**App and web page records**
▼
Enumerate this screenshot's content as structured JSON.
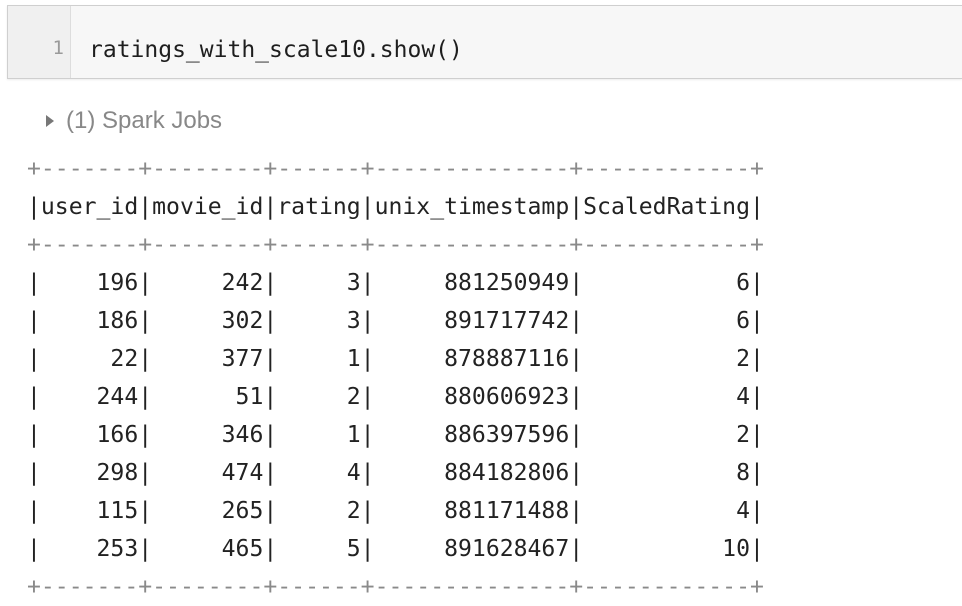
{
  "code_cell": {
    "line_number": "1",
    "code": "ratings_with_scale10.show()"
  },
  "spark_jobs": {
    "label": "(1) Spark Jobs"
  },
  "output": {
    "border": "+-------+--------+------+--------------+------------+",
    "header": "|user_id|movie_id|rating|unix_timestamp|ScaledRating|",
    "rows": [
      "|    196|     242|     3|     881250949|           6|",
      "|    186|     302|     3|     891717742|           6|",
      "|     22|     377|     1|     878887116|           2|",
      "|    244|      51|     2|     880606923|           4|",
      "|    166|     346|     1|     886397596|           2|",
      "|    298|     474|     4|     884182806|           8|",
      "|    115|     265|     2|     881171488|           4|",
      "|    253|     465|     5|     891628467|          10|"
    ],
    "table": {
      "columns": [
        "user_id",
        "movie_id",
        "rating",
        "unix_timestamp",
        "ScaledRating"
      ],
      "rows": [
        [
          "196",
          "242",
          "3",
          "881250949",
          "6"
        ],
        [
          "186",
          "302",
          "3",
          "891717742",
          "6"
        ],
        [
          "22",
          "377",
          "1",
          "878887116",
          "2"
        ],
        [
          "244",
          "51",
          "2",
          "880606923",
          "4"
        ],
        [
          "166",
          "346",
          "1",
          "886397596",
          "2"
        ],
        [
          "298",
          "474",
          "4",
          "884182806",
          "8"
        ],
        [
          "115",
          "265",
          "2",
          "881171488",
          "4"
        ],
        [
          "253",
          "465",
          "5",
          "891628467",
          "10"
        ]
      ]
    }
  }
}
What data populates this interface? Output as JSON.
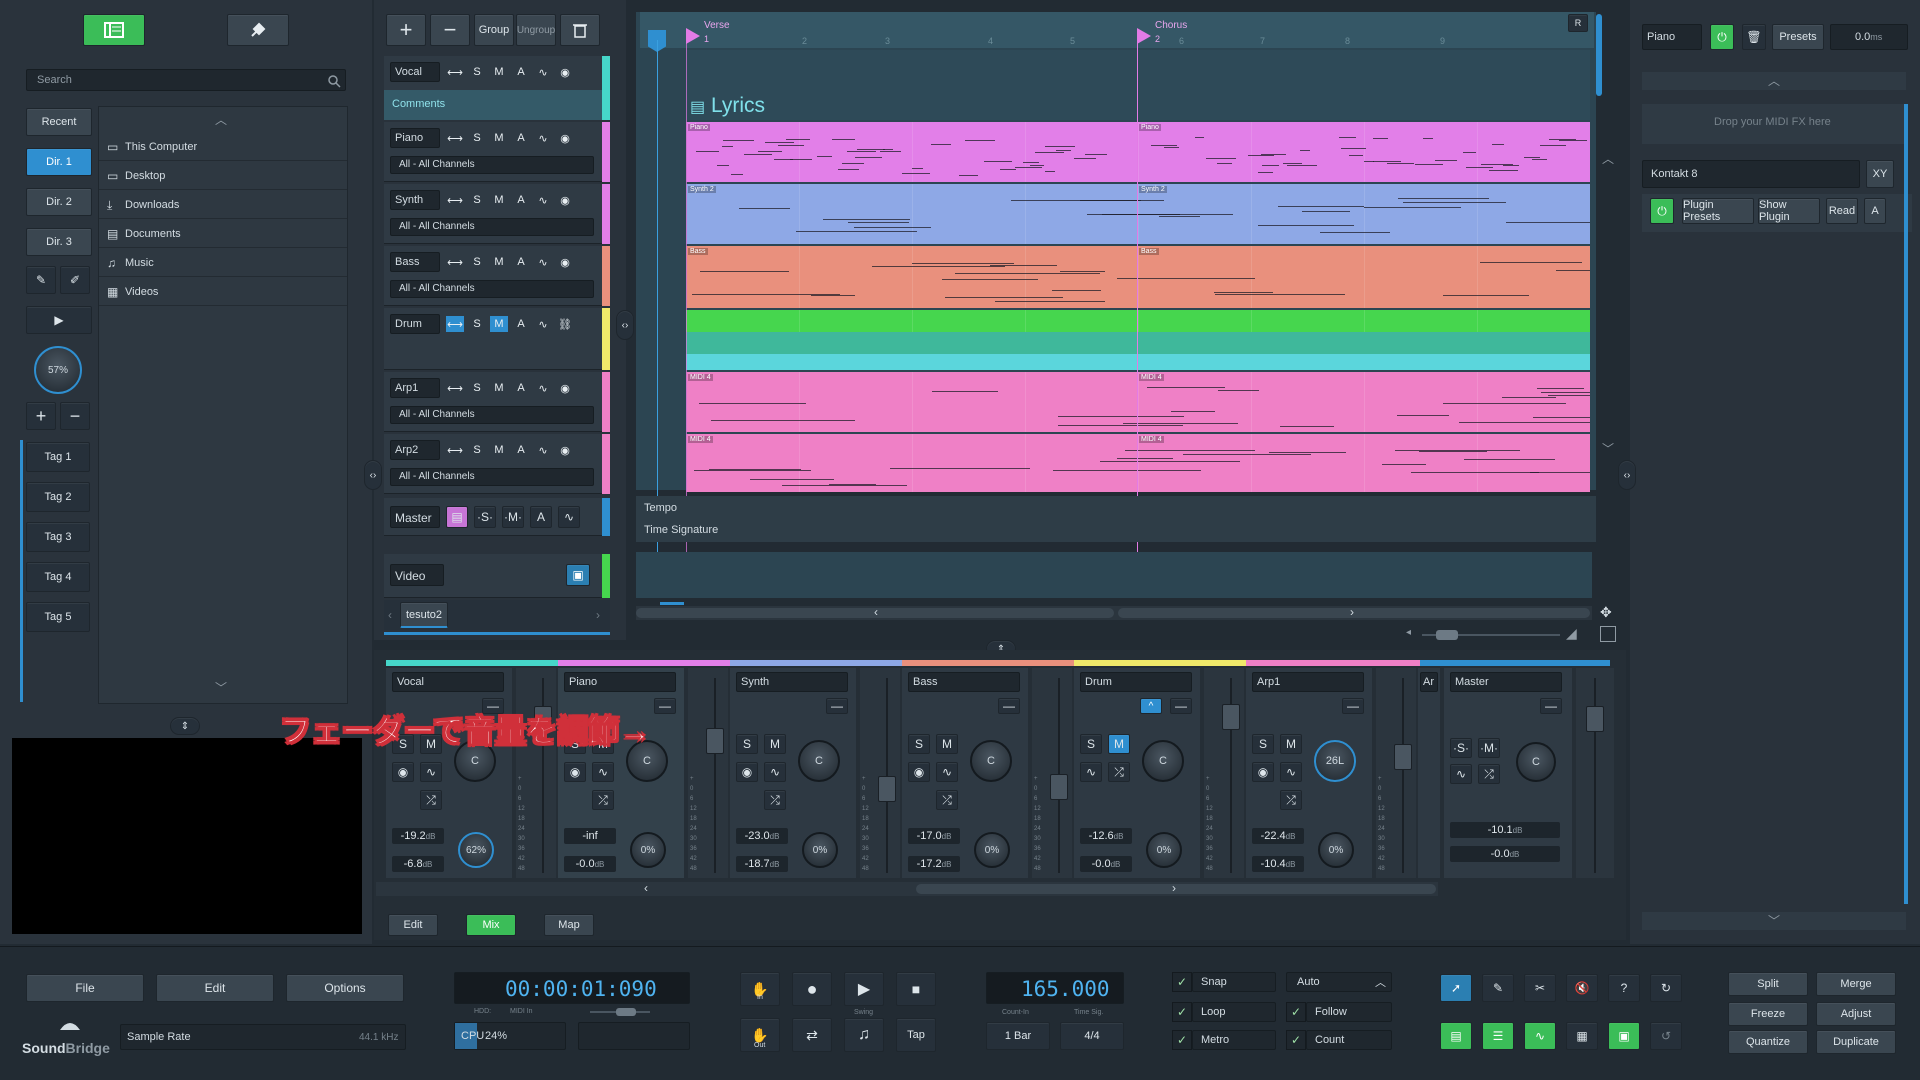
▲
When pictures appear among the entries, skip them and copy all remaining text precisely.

**Response to this exercise**
Enumerate this screenshot's content as structured JSON.
{
  "code_cell": {
    "line_number": "1",
    "code": "ratings_with_scale10.show()"
  },
  "spark_jobs": {
    "label": "(1) Spark Jobs"
  },
  "output": {
    "border": "+-------+--------+------+--------------+------------+",
    "header": "|user_id|movie_id|rating|unix_timestamp|ScaledRating|",
    "rows": [
      "|    196|     242|     3|     881250949|           6|",
      "|    186|     302|     3|     891717742|           6|",
      "|     22|     377|     1|     878887116|           2|",
      "|    244|      51|     2|     880606923|           4|",
      "|    166|     346|     1|     886397596|           2|",
      "|    298|     474|     4|     884182806|           8|",
      "|    115|     265|     2|     881171488|           4|",
      "|    253|     465|     5|     891628467|          10|"
    ],
    "table": {
      "columns": [
        "user_id",
        "movie_id",
        "rating",
        "unix_timestamp",
        "ScaledRating"
      ],
      "rows": [
        [
          "196",
          "242",
          "3",
          "881250949",
          "6"
        ],
        [
          "186",
          "302",
          "3",
          "891717742",
          "6"
        ],
        [
          "22",
          "377",
          "1",
          "878887116",
          "2"
        ],
        [
          "244",
          "51",
          "2",
          "880606923",
          "4"
        ],
        [
          "166",
          "346",
          "1",
          "886397596",
          "2"
        ],
        [
          "298",
          "474",
          "4",
          "884182806",
          "8"
        ],
        [
          "115",
          "265",
          "2",
          "881171488",
          "4"
        ],
        [
          "253",
          "465",
          "5",
          "891628467",
          "10"
        ]
      ]
    }
  }
}
What data populates this interface? Output as JSON.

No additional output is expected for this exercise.